# What to work on
The required answer is a copy of each line in the entries below that includes "bitsy".

# Website and app data records
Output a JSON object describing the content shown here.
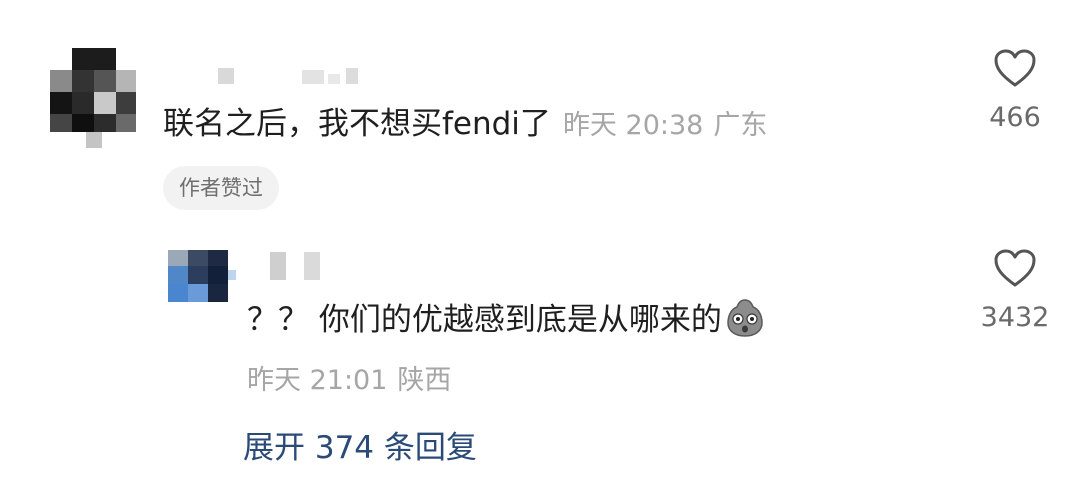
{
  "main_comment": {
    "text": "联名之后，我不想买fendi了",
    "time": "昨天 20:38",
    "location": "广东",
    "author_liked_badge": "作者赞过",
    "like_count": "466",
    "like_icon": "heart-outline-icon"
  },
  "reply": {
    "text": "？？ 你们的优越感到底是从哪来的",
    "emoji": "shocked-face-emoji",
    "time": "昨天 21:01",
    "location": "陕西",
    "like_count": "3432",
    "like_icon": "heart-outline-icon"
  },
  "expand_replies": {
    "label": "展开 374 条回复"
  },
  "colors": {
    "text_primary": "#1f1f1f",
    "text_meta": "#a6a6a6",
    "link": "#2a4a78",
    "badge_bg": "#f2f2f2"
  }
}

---

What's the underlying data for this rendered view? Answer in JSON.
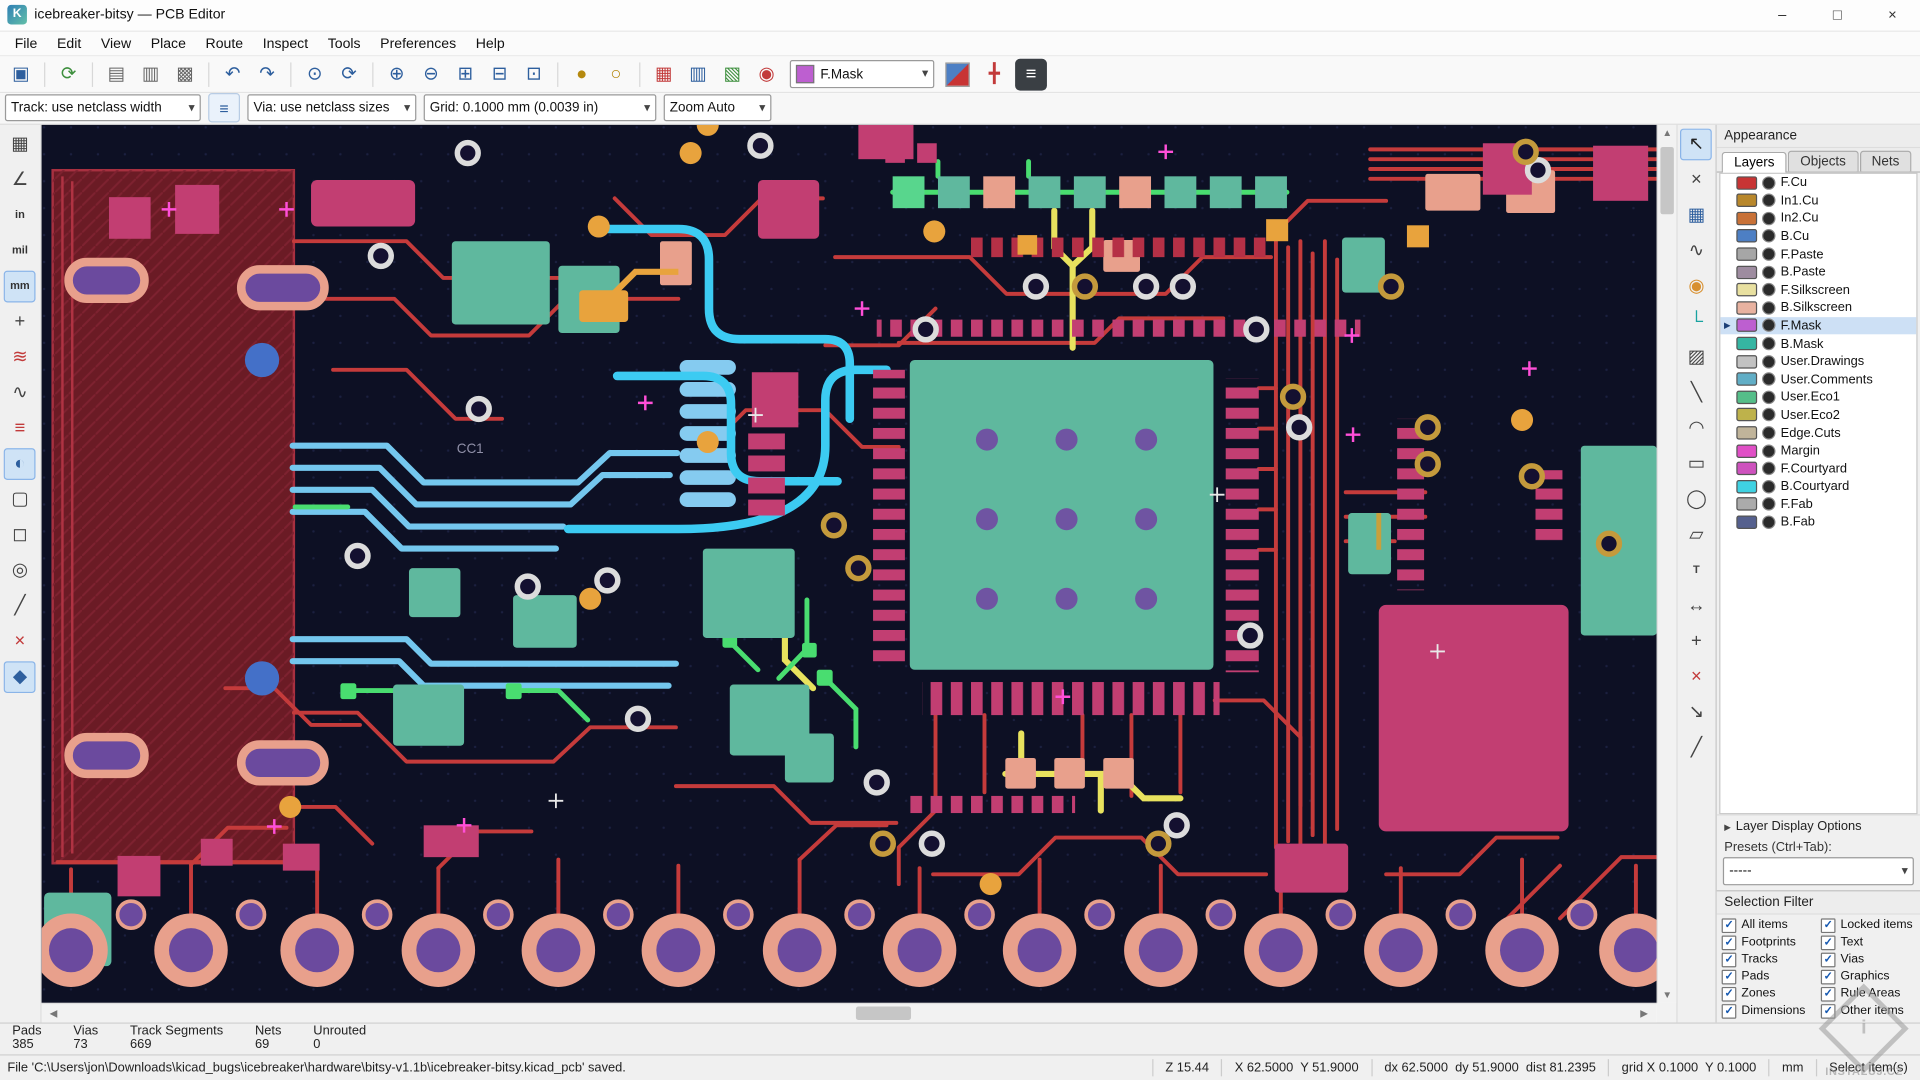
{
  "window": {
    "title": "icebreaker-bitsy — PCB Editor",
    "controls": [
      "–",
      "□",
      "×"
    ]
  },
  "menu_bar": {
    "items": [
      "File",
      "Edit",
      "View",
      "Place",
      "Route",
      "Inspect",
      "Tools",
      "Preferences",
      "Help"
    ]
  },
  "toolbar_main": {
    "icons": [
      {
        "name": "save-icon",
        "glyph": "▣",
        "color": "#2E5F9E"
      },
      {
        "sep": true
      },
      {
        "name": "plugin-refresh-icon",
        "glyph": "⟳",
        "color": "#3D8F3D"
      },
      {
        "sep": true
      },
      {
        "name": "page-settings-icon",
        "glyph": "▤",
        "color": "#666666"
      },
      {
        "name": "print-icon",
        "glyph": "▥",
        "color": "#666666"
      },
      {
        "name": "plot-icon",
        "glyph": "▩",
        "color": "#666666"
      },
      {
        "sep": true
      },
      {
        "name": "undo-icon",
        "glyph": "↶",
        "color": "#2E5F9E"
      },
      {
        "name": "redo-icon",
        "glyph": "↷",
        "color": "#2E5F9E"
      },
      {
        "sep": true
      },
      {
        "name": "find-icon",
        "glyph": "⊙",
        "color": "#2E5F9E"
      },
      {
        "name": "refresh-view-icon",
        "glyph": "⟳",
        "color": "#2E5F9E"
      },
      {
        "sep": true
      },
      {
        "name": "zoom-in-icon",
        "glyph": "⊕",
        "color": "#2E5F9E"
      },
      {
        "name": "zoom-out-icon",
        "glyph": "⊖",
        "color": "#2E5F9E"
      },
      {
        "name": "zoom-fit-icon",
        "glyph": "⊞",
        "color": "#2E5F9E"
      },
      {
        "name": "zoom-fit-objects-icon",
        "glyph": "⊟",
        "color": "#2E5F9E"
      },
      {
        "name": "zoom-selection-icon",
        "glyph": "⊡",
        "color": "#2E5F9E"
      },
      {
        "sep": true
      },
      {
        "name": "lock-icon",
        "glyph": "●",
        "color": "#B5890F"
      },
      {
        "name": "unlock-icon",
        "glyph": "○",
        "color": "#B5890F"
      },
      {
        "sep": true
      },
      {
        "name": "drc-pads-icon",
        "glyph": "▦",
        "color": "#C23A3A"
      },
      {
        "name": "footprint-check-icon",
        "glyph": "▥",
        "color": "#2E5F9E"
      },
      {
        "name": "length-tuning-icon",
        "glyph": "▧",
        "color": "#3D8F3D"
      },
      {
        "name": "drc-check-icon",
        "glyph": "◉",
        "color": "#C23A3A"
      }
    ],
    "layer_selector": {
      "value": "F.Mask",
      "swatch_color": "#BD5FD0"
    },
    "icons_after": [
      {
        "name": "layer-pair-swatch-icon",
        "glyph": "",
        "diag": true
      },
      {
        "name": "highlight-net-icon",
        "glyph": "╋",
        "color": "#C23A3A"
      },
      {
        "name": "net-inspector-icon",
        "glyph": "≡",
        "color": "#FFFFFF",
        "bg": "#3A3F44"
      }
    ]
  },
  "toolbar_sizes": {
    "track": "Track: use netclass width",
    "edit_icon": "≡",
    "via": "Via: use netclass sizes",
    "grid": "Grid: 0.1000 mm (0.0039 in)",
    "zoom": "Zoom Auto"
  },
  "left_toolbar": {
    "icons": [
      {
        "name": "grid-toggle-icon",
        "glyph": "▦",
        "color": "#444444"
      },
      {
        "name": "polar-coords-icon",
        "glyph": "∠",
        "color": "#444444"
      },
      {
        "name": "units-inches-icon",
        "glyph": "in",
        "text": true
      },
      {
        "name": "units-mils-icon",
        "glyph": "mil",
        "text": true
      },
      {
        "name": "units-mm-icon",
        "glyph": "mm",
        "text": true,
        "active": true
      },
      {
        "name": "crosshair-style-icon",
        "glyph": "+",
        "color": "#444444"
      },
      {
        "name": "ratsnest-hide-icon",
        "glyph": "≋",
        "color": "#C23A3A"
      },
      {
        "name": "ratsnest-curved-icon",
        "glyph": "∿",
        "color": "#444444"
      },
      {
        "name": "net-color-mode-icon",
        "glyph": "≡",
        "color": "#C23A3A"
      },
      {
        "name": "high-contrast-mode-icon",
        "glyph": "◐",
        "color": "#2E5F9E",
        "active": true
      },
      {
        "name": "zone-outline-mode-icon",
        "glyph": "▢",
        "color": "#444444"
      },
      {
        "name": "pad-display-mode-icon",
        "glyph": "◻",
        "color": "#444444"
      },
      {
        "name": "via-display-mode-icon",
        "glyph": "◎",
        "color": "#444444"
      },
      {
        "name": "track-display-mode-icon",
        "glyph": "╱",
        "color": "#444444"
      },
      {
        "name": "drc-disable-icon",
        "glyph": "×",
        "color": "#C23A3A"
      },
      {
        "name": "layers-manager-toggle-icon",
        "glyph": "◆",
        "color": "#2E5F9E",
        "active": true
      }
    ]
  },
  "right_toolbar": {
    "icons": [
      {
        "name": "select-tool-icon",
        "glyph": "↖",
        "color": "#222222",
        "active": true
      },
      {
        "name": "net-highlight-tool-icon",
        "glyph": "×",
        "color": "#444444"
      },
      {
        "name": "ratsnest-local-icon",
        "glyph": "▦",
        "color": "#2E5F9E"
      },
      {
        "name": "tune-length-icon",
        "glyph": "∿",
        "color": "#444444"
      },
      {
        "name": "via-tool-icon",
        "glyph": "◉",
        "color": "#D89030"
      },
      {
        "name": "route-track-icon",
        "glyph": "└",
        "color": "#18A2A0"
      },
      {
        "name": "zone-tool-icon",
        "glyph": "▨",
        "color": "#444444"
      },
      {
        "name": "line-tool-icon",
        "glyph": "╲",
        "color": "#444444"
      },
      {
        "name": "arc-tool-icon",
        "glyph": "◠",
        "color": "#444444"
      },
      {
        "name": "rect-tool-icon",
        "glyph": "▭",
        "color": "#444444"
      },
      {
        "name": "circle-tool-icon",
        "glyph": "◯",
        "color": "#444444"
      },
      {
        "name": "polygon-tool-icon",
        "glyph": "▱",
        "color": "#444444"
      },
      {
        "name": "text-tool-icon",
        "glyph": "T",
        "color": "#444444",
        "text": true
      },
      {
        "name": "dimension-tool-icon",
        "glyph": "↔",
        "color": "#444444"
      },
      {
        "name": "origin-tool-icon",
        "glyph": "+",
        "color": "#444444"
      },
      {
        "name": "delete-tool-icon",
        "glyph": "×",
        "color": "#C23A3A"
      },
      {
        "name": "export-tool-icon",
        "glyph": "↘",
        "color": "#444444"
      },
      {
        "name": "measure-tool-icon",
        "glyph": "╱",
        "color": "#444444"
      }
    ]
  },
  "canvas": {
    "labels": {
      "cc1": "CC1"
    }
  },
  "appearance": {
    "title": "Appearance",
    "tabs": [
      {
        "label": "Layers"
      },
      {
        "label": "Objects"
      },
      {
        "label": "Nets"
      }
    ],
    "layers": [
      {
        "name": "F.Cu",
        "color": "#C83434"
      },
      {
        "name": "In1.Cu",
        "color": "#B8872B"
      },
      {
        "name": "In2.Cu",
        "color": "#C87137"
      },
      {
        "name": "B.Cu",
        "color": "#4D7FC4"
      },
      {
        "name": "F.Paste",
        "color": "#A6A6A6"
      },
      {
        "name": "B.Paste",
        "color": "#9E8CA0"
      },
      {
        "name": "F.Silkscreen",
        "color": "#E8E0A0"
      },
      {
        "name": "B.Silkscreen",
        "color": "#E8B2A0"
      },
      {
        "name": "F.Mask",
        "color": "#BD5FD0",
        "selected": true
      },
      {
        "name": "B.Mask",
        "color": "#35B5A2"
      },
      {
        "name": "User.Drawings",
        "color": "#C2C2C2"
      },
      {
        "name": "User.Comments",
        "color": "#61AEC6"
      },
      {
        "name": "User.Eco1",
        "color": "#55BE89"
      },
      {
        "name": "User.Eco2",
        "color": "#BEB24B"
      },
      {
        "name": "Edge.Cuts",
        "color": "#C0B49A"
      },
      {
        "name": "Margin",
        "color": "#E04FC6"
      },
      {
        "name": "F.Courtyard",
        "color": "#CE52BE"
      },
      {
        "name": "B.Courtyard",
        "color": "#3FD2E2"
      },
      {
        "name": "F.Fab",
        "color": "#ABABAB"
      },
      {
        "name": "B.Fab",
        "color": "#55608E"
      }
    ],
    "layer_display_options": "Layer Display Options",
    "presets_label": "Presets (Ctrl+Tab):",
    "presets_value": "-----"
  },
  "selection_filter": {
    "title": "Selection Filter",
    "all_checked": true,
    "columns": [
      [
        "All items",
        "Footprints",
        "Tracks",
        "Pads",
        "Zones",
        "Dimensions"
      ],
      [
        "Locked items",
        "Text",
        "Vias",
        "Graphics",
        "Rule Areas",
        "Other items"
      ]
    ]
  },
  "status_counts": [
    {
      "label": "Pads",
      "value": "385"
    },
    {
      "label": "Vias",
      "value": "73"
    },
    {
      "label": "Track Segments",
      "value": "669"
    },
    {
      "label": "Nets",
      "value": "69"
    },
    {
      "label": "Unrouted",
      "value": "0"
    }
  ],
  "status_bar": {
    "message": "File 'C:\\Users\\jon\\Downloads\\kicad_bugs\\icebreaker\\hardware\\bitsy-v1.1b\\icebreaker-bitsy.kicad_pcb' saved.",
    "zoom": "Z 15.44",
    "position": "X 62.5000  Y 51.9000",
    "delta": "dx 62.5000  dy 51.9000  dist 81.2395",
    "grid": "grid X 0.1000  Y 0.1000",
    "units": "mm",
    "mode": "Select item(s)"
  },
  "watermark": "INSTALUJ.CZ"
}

# Result for this exercise
    "title": "icebreaker-bitsy — PCB Editor",
    "message": "File 'C:\\Users\\jon\\Downloads\\kicad_bugs\\icebreaker\\hardware\\bitsy-v1.1b\\icebreaker-bitsy.kicad_pcb' saved.",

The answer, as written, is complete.